TASK BRIEF:
Please copy out all lines of the entries that contain the word "Diffusion".

==== AVAILABLE DATA ====

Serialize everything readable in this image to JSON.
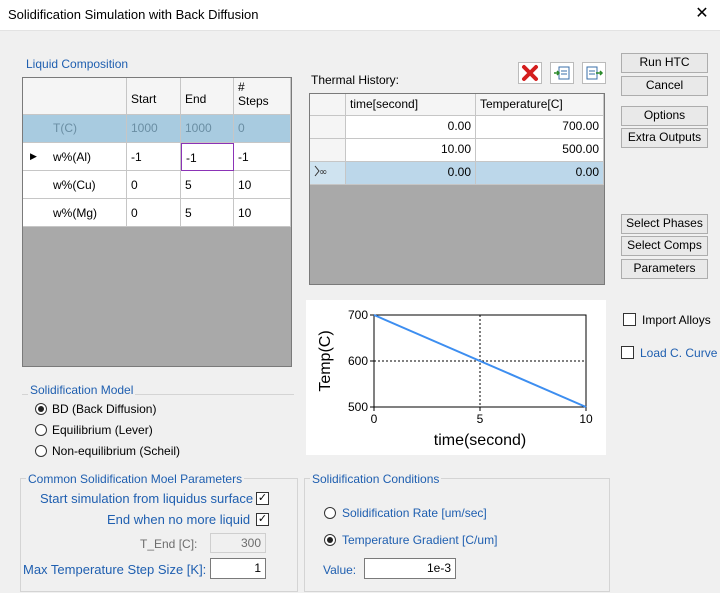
{
  "window": {
    "title": "Solidification Simulation with Back Diffusion",
    "close_glyph": "✕"
  },
  "buttons": {
    "run": "Run HTC",
    "cancel": "Cancel",
    "options": "Options",
    "extra": "Extra Outputs",
    "select_phases": "Select Phases",
    "select_comps": "Select Comps",
    "parameters": "Parameters"
  },
  "checks": {
    "import_alloys": "Import Alloys",
    "load_curve": "Load C. Curve"
  },
  "liquid": {
    "title": "Liquid Composition",
    "headers": [
      "Start",
      "End",
      "#\nSteps"
    ],
    "rows": [
      {
        "label": "T(C)",
        "start": "1000",
        "end": "1000",
        "steps": "0"
      },
      {
        "label": "w%(Al)",
        "start": "-1",
        "end": "-1",
        "steps": "-1"
      },
      {
        "label": "w%(Cu)",
        "start": "0",
        "end": "5",
        "steps": "10"
      },
      {
        "label": "w%(Mg)",
        "start": "0",
        "end": "5",
        "steps": "10"
      }
    ]
  },
  "thermal": {
    "title": "Thermal History:",
    "headers": [
      "time[second]",
      "Temperature[C]"
    ],
    "rows": [
      {
        "time": "0.00",
        "temp": "700.00"
      },
      {
        "time": "10.00",
        "temp": "500.00"
      },
      {
        "time": "0.00",
        "temp": "0.00"
      }
    ]
  },
  "chart_data": {
    "type": "line",
    "x": [
      0,
      10
    ],
    "y": [
      700,
      500
    ],
    "xlabel": "time(second)",
    "ylabel": "Temp(C)",
    "xlim": [
      0,
      10
    ],
    "ylim": [
      500,
      700
    ],
    "xticks": [
      "0",
      "5",
      "10"
    ],
    "yticks": [
      "500",
      "600",
      "700"
    ],
    "line_color": "#3d8ef0"
  },
  "model": {
    "title": "Solidification Model",
    "options": [
      "BD (Back Diffusion)",
      "Equilibrium (Lever)",
      "Non-equilibrium (Scheil)"
    ],
    "selected": 0
  },
  "common": {
    "title": "Common Solidification Moel Parameters",
    "start_liquidus": "Start simulation from liquidus surface",
    "end_no_liquid": "End when no more liquid",
    "t_end_label": "T_End [C]:",
    "t_end_value": "300",
    "max_step_label": "Max Temperature Step Size [K]:",
    "max_step_value": "1"
  },
  "conditions": {
    "title": "Solidification Conditions",
    "rate": "Solidification Rate [um/sec]",
    "gradient": "Temperature Gradient [C/um]",
    "value_label": "Value:",
    "value": "1e-3"
  }
}
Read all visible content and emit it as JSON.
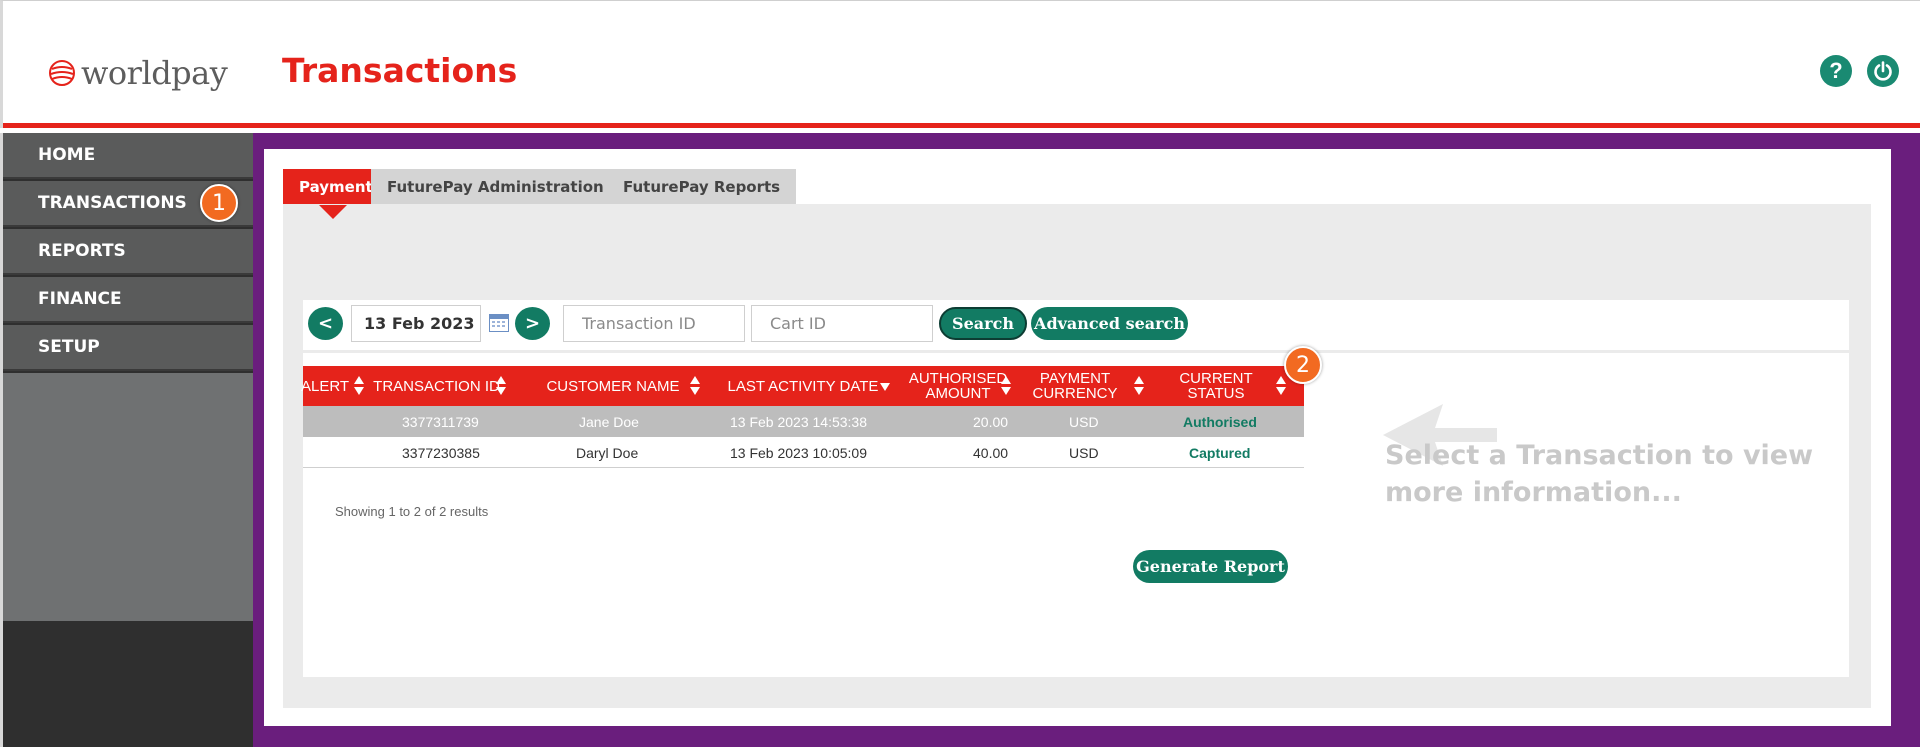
{
  "header": {
    "logo_text": "worldpay",
    "page_title": "Transactions",
    "help_icon": "?",
    "power_icon": "power-icon"
  },
  "sidebar": {
    "items": [
      {
        "label": "HOME"
      },
      {
        "label": "TRANSACTIONS"
      },
      {
        "label": "REPORTS"
      },
      {
        "label": "FINANCE"
      },
      {
        "label": "SETUP"
      }
    ]
  },
  "callouts": {
    "one": "1",
    "two": "2"
  },
  "tabs": [
    {
      "label": "Payments",
      "active": true
    },
    {
      "label": "FuturePay Administration",
      "active": false
    },
    {
      "label": "FuturePay Reports",
      "active": false
    }
  ],
  "search": {
    "prev_label": "<",
    "date": "13 Feb 2023",
    "next_label": ">",
    "transaction_id_placeholder": "Transaction ID",
    "cart_id_placeholder": "Cart ID",
    "search_label": "Search",
    "advanced_label": "Advanced search"
  },
  "table": {
    "columns": [
      "ALERT",
      "TRANSACTION ID",
      "CUSTOMER NAME",
      "LAST ACTIVITY DATE",
      "AUTHORISED AMOUNT",
      "PAYMENT CURRENCY",
      "CURRENT STATUS"
    ],
    "rows": [
      {
        "alert": "",
        "id": "3377311739",
        "name": "Jane Doe",
        "date": "13 Feb 2023 14:53:38",
        "amount": "20.00",
        "currency": "USD",
        "status": "Authorised",
        "selected": true
      },
      {
        "alert": "",
        "id": "3377230385",
        "name": "Daryl Doe",
        "date": "13 Feb 2023 10:05:09",
        "amount": "40.00",
        "currency": "USD",
        "status": "Captured",
        "selected": false
      }
    ],
    "results_text": "Showing 1 to 2 of 2 results"
  },
  "generate_report_label": "Generate Report",
  "hint": "Select a Transaction to view more information...",
  "colors": {
    "brand_red": "#e5231b",
    "teal": "#127b63",
    "purple": "#6a1e7d",
    "callout_orange": "#f26a21"
  }
}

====

EXERCISE RESULT:
    "title": "Solidification Simulation with Back Diffusion",
      "BD (Back Diffusion)",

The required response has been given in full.